What is De Quervain’s tenosynovitis?

DeQuervain’s disease is a stenosing tenosynovitis of the first dorsal extensor compartment of the wrist.  It is a condition commonly encountered in primary care and sports medicine clinics. It commonly effects women more than men and is commonly encountered in the first years of parenthood for females. (86,87)  

The pathology has previously been thought secondary to inflammation causing impaired gliding of the tendons under the pulley at the thumb side of the wrist.
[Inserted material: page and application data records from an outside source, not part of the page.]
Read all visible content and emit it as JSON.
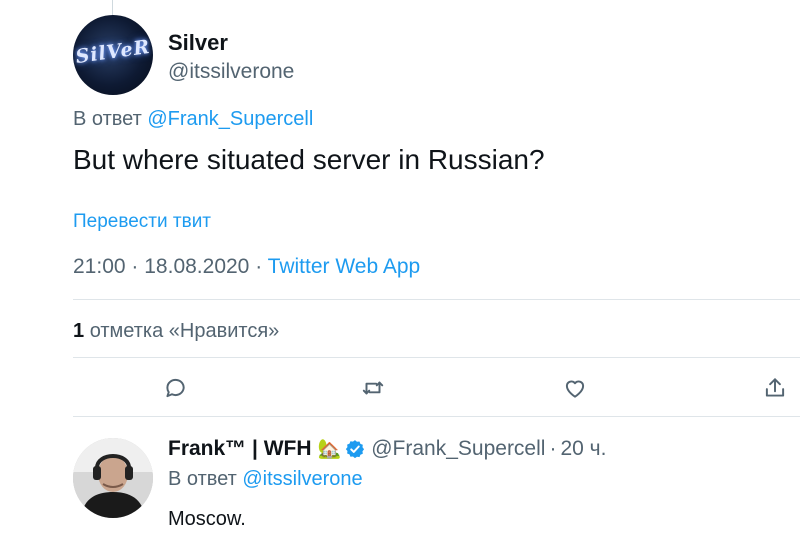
{
  "main_tweet": {
    "author_name": "Silver",
    "author_handle": "@itssilverone",
    "avatar_text": "SilVeR",
    "reply_prefix": "В ответ",
    "reply_to": "@Frank_Supercell",
    "text": "But where situated server in Russian?",
    "translate_label": "Перевести твит",
    "time": "21:00",
    "date": "18.08.2020",
    "separator": "·",
    "source": "Twitter Web App",
    "like_count": "1",
    "like_label": "отметка «Нравится»"
  },
  "actions": {
    "icons": [
      "reply-icon",
      "retweet-icon",
      "like-icon",
      "share-icon"
    ]
  },
  "reply_tweet": {
    "author_name": "Frank™ | WFH",
    "emoji": "🏡",
    "author_handle": "@Frank_Supercell",
    "separator": "·",
    "time_ago": "20 ч.",
    "reply_prefix": "В ответ",
    "reply_to": "@itssilverone",
    "text": "Moscow."
  },
  "colors": {
    "accent": "#1d9bf0",
    "secondary_text": "#536471",
    "primary_text": "#0f1419",
    "divider": "#dfe5e9"
  }
}
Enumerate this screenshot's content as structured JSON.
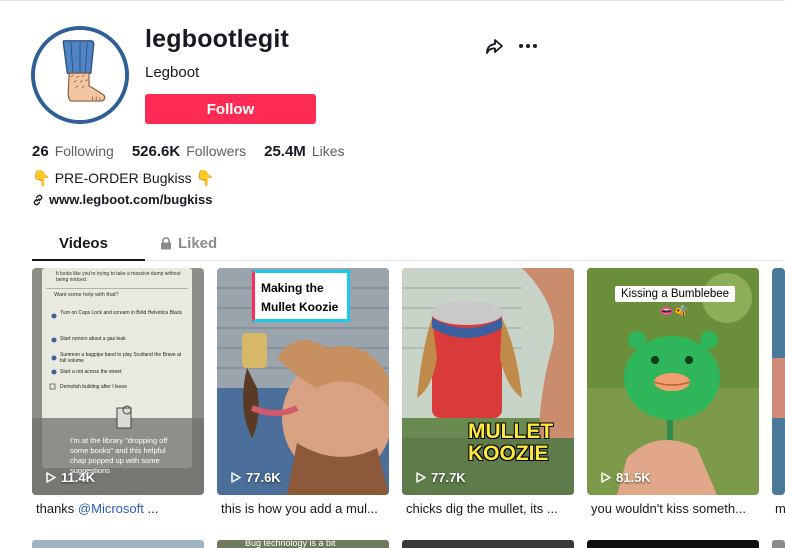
{
  "profile": {
    "username": "legbootlegit",
    "nickname": "Legboot",
    "follow_label": "Follow",
    "stats": [
      {
        "value": "26",
        "label": "Following"
      },
      {
        "value": "526.6K",
        "label": "Followers"
      },
      {
        "value": "25.4M",
        "label": "Likes"
      }
    ],
    "bio": "PRE-ORDER Bugkiss",
    "link": "www.legboot.com/bugkiss"
  },
  "icons": {
    "share": "share-icon",
    "more": "more-icon",
    "link": "link-icon",
    "lock": "lock-icon",
    "play": "play-icon"
  },
  "tabs": [
    {
      "label": "Videos",
      "active": true
    },
    {
      "label": "Liked",
      "active": false
    }
  ],
  "videos": [
    {
      "views": "11.4K",
      "caption_prefix": "thanks ",
      "caption_mention": "@Microsoft",
      "caption_suffix": " ...",
      "screen_text": {
        "header": "It looks like you're trying to take a massive dump without being noticed.",
        "prompt": "Want some help with that?",
        "items": [
          "Turn on Caps Lock and scream in Bold Helvetica Black",
          "Start rumors about a gas leak",
          "Summon a bagpipe band to play Scotland the Brave at full volume",
          "Start a riot across the street"
        ],
        "checkbox": "Demolish building after I leave",
        "subtitle": "I'm at the library \"dropping off some books\" and this helpful chap popped up with some suggestions"
      }
    },
    {
      "views": "77.6K",
      "caption": "this is how you add a mul...",
      "overlay": "Making the Mullet Koozie"
    },
    {
      "views": "77.7K",
      "caption": "chicks dig the mullet, its ...",
      "overlay": "MULLET KOOZIE"
    },
    {
      "views": "81.5K",
      "caption": "you wouldn't kiss someth...",
      "overlay": "Kissing a Bumblebee"
    }
  ],
  "partial_caption": "m",
  "next_row_partial_text": "Bug technology is a bit",
  "colors": {
    "follow": "#fe2c55",
    "avatar_ring": "#2f5f96",
    "mention": "#2b5db9",
    "text_secondary": "#5e5f66",
    "tab_inactive": "#8a8b91"
  }
}
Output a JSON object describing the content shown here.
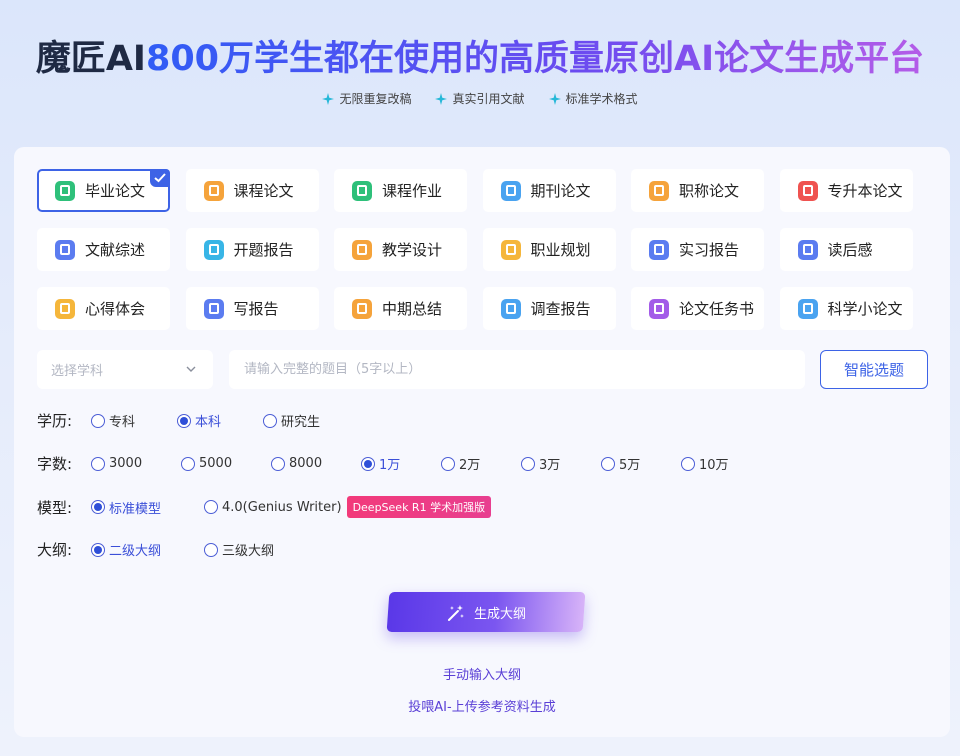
{
  "header": {
    "title_prefix": "魔匠AI",
    "title_highlight": "800万学生都在使用的高质量原创AI论文生成平台",
    "features": [
      "无限重复改稿",
      "真实引用文献",
      "标准学术格式"
    ]
  },
  "paper_types": [
    {
      "label": "毕业论文",
      "color": "#2ec07a",
      "selected": true,
      "icon": "doc-icon"
    },
    {
      "label": "课程论文",
      "color": "#f5a33b",
      "selected": false,
      "icon": "book-icon"
    },
    {
      "label": "课程作业",
      "color": "#2ec07a",
      "selected": false,
      "icon": "list-icon"
    },
    {
      "label": "期刊论文",
      "color": "#4aa3f0",
      "selected": false,
      "icon": "journal-icon"
    },
    {
      "label": "职称论文",
      "color": "#f5a33b",
      "selected": false,
      "icon": "medal-icon"
    },
    {
      "label": "专升本论文",
      "color": "#ef5350",
      "selected": false,
      "icon": "cap-icon"
    },
    {
      "label": "文献综述",
      "color": "#5b7cf0",
      "selected": false,
      "icon": "text-icon"
    },
    {
      "label": "开题报告",
      "color": "#38b5e6",
      "selected": false,
      "icon": "report-icon"
    },
    {
      "label": "教学设计",
      "color": "#f5a33b",
      "selected": false,
      "icon": "person-icon"
    },
    {
      "label": "职业规划",
      "color": "#f5b63b",
      "selected": false,
      "icon": "book-icon"
    },
    {
      "label": "实习报告",
      "color": "#5b7cf0",
      "selected": false,
      "icon": "text-icon"
    },
    {
      "label": "读后感",
      "color": "#5b7cf0",
      "selected": false,
      "icon": "text-icon"
    },
    {
      "label": "心得体会",
      "color": "#f5b63b",
      "selected": false,
      "icon": "book-icon"
    },
    {
      "label": "写报告",
      "color": "#5b7cf0",
      "selected": false,
      "icon": "text-icon"
    },
    {
      "label": "中期总结",
      "color": "#f5a33b",
      "selected": false,
      "icon": "book-icon"
    },
    {
      "label": "调查报告",
      "color": "#4aa3f0",
      "selected": false,
      "icon": "survey-icon"
    },
    {
      "label": "论文任务书",
      "color": "#a35ce8",
      "selected": false,
      "icon": "task-icon"
    },
    {
      "label": "科学小论文",
      "color": "#4aa3f0",
      "selected": false,
      "icon": "science-icon"
    }
  ],
  "subject": {
    "placeholder": "选择学科"
  },
  "topic": {
    "placeholder": "请输入完整的题目（5字以上）",
    "value": ""
  },
  "smart_button": "智能选题",
  "options": {
    "education": {
      "label": "学历:",
      "choices": [
        "专科",
        "本科",
        "研究生"
      ],
      "selected": "本科"
    },
    "words": {
      "label": "字数:",
      "choices": [
        "3000",
        "5000",
        "8000",
        "1万",
        "2万",
        "3万",
        "5万",
        "10万"
      ],
      "selected": "1万"
    },
    "model": {
      "label": "模型:",
      "choices": [
        "标准模型",
        "4.0(Genius Writer)"
      ],
      "selected": "标准模型",
      "badge": "DeepSeek R1 学术加强版"
    },
    "outline": {
      "label": "大纲:",
      "choices": [
        "二级大纲",
        "三级大纲"
      ],
      "selected": "二级大纲"
    }
  },
  "generate_button": "生成大纲",
  "links": {
    "manual": "手动输入大纲",
    "upload": "投喂AI-上传参考资料生成"
  },
  "colors": {
    "accent": "#3d63e6",
    "purple": "#5a3fd6",
    "badge": "#e83f90"
  }
}
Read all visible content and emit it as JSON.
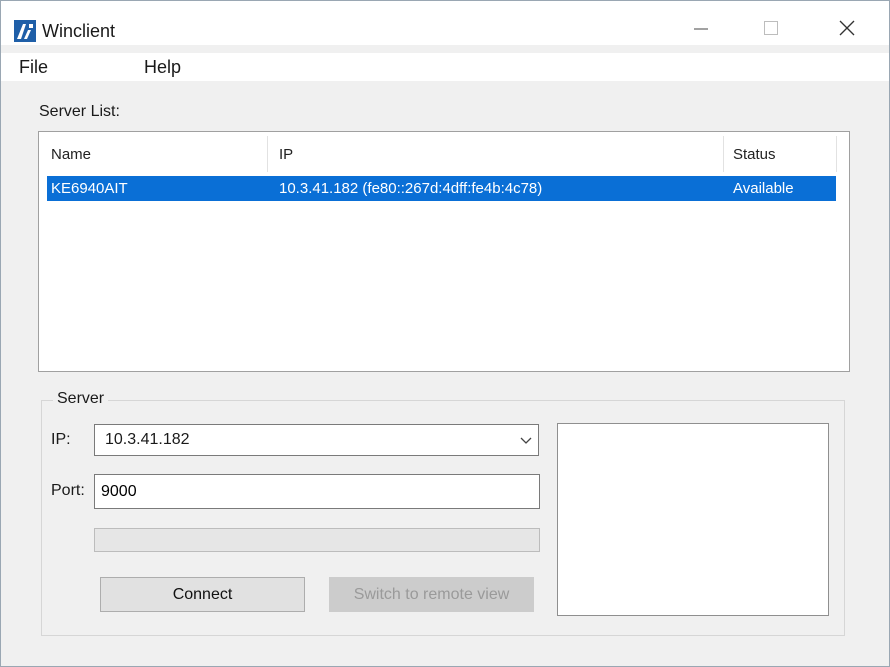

Specifically of the abductor pollicis longus and the extensor pollicis brevis tendons. (88-90) However, recent histologic studies have shown that there are no active inflammatory cells even in patients with active disease. (88) 

USG first dorsal compartment De Quervain's release on patient

How is it diagnosed?

Diagnosis is often clinical with maximum tenderness and often swelling over the radial styloid and a positive Finklestein’s test.  This test is done by grasping the thumb within a closed fist and then deviating the wrist ulnarly.  A positive test is defined as pain at the first dorsal compartment. (86,88,89)

How is it treated?

The mainstay of treatment is conservative therapy with thumb spica wrist splinting, oral or topical anti-inflammatories and activity modification.88-91 In patients whose symptoms persist, corticosteroid injection has been the next line of therapy with up to 83% of patients experiencing relief with 1 or 2 injections.89  Other treatments that have been tried include acupuncture, massage, needle fenestration and platelet rich plasma. (91,92) 

Ultrasound can be used for guided injection of the first dorsal compartment and to identify any subcompartments that may be present. (93-96)  With this imaging other abnormalities can also be identified including anomalous nerve or vessel courses and persistent muscle bodies. (97-99)  

Unfortunately, despite the success of conservative management and steroid injections, there are still a significant number of patients who have persistent symptoms that can be quite debilitating. (100,101) In these patients who have failed non-invasive treatments, surgical release of the first extensor compartment, including noted subcompartments, can have satisfactory results, but comes with complications associated with an invasive procedure. (96,100) More recently ultrasound-guided release of the first dorsal compartment has been described with excellent success rates. (102)

What is ultrasound guided first dorsal compartment (De Quervain’s) release?

Due to ultrasounds ability assess at risk anatomy and guide real time procedures it is reasonable to consider ultrasound-guided release of the first dorsal compartment in those patients who would rather avoid traditional open surgery or have serious medical conditions that make surgery or more extensive anesthesia more dangerous or impossible.  There is precedent in using ultrasound to guided release in stenosing tenosynovitis of the flexor tendons of the fingers (trigger finger) and in carpal tunnel syndrome with good results. (69,84,103) Ultrasound-guided release has been reported in the literature with great success rates. (102)

The release itself is done by using ultrasound-guidance to direct a special needle to precisely cut the pulley through a poke hole relieving the tendons of the impingement. The tendons can then be dynamically assessed via ultrasound to assure complete release immediately following the procedure. The procedure itself is done under local anesthesia in the office and typically takes about 5 minutes to perform.

What is the recovery like?

Typically, patients can resume usual activities once the small poke hole heals (2-3 days) and are encouraged to immediately start using the wrist/hand to prevent re-scarring. Anecdotally, no pain medication outside from over-the-counter medications and ice is needed. Most patients return to complete normal function by 1-2 weeks. 

What are the risks/complications?

The risks of any procedure involving a break in the skin include, infection, neurovascular or tendinous soft tissue injury and failure to provide relief. Ultrasound makes risk of iatrogenic injury to neurovascular structures and anatomic variants lower as the anatomic is viewed throughout the procedure.


See the full list of Dr. Pourcho's reference publications on this topic